That phrase is an oxymoron. Well, almost. There are quite a few volunteers here that are vegetarian. They succeed to a varying degree at having a healthy diet in this country. Ok, let’s face it. There are a lot of omnivorous volunteers that are having trouble with a healthy diet. I know too many people who eat bread for every meal. Only bread. Sometimes with butter. I know other volunteers that only get bread and potatoes. I count myself among the lucky ones! I get a decent variety of foods and always have enough! And even if I did not have good food at home, I still have the option of going into the city and eating. Anyway, I digress.
Back to the Georgian Vegetarian. Last Thursday while sitting in McDonald’s a volunteer stopped at my table and asked if I was interested in joining her for a meeting with a representative from McDonald’s. A few other people and I sat in on the meeting.
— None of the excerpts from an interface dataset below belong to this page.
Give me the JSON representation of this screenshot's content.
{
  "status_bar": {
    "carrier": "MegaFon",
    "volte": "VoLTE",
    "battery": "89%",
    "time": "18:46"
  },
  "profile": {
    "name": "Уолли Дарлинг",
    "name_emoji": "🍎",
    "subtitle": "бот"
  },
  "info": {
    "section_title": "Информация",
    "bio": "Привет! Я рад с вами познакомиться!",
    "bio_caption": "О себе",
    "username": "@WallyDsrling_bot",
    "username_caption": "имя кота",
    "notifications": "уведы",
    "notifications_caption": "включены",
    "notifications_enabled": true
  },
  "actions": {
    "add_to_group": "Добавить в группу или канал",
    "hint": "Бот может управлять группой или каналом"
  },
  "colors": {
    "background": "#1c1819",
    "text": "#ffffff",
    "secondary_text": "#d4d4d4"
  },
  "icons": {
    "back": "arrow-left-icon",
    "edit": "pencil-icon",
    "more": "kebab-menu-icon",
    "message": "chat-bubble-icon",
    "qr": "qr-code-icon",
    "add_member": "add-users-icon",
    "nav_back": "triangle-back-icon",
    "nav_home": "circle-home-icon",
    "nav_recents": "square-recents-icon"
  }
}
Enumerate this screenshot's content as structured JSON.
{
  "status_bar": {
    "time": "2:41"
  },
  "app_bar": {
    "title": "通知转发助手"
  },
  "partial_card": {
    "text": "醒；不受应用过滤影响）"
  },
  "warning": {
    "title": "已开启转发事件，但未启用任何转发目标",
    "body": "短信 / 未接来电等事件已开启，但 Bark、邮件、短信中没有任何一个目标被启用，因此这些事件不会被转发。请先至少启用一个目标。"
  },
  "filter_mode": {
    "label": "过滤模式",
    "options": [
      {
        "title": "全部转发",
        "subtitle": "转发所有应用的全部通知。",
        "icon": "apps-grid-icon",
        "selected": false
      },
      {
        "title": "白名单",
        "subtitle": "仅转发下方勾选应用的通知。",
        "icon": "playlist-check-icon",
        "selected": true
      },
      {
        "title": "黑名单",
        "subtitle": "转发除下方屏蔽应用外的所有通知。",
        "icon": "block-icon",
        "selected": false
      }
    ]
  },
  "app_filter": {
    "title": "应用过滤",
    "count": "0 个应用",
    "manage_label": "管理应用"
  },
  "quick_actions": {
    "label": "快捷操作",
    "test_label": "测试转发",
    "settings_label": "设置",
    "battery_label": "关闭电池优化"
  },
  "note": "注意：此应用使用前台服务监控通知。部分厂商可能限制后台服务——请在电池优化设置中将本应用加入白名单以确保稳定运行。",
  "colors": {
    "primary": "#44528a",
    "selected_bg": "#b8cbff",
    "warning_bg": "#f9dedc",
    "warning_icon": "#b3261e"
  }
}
The Georgian gentleman was named Giorgi (surprise surprise), lived in Tbilisi and had been working at McDonald’s for 5 years or so.
His purpose for wishing to speak with us was to offer the use of the Birthday Room for English related activities for the community.The Birthday Room is a smallish room that has a TV, projector, sound system, and nice big table. A few times a week “Cotton Eyed Joe” can be heard blaring from the speakers and children can be seen dancing and throwing around balloons.
Giorgi sees that this room is not used very often and wants to utilize the equipment and space. Besides that, he also wants to open peoples minds about getting out of the house. Coming from Tbilisi, he feels that Kutaisi is very closed and there is a lack of children friendly places. His idea is to eventually work with the schools to have school related activities or special events in the Birthday Room as well as offering other activities there. At the moment, negotiating with the schools is going very slowly and he thought about contacting foreign volunteers in the meantime.
We were offered the use of anything in the room, the room itself, and the potential to have our activities advertised in McDonald’s. All in all, he was very enthusiastic and a few of the volunteers have already brainstormed some really cool ways to use the room. One friend had his students make videos and now he wants to use the room to having a showing to the parents. He would not be able to do this without use of the Birthday Room because he only has a small laptop screen otherwise. Another volunteer is having a play and is considering using the room to preform the play. I have been trying to come up with some things to do in the room (it is a pretty cool room) and have not had any luck at the moment.
During this discussion a vegetarian friend asked why veggie burgers were only offered on certain days during the week. This started a long conversation and slide show. Giorgi disclosed that he had been vegetarian for 15 years and was now in fact vegan. The concept of a veggie burger being offered at all during the week was his. He counted the number of vegetarians in Georgia (200 or so) and calculated the days for fasting (not eating meat for religious reasons). According to Giorgi, fasting is currently in style and sales on fasting days goes down drastically. So, he presented the idea of offering veggie burgers and vegan fries on Wednesdays and Fridays and any other fasting day. McDonald’s agreed and now there are veggie burgers and vegan fries.
The slideshow presented the idea of vegetarian. Most Georgians do not have meat on a regular basis, but they still do not understand the concept of vegetarian. They will ask if it is for religious reasons and often tease and taunt those who are vegetarian (so I have been told by my vegetarian volunteer friends). My friends tell my the teasing is in fact in good humor and is not offensive, just gets very old and very annoying. I can imagine! I have been asked by my host family about a foreigner they know is vegetarian and why she is vegetarian. It is funny to have to answer about someone else’s dietary habits and beliefs. Oh, well.
It was very interesting to see that Giorgi not only was vegan, but that he was taking steps to educate the Georgian population about vegetarianism and veganism. Working for McDonald’s is probably a very good place for him to spread the word and actually make a difference because McDonald’s is fairly influential in this country.
All in all, meeting Giorgi was really interesting and refreshing. It was great to meet non-generic Georgian man. He was clearly motivated to succeed, he wanted to promote and educate about vegetarianism, and he wanted to create places for people to be outside of being home. I am glad for that random encounter!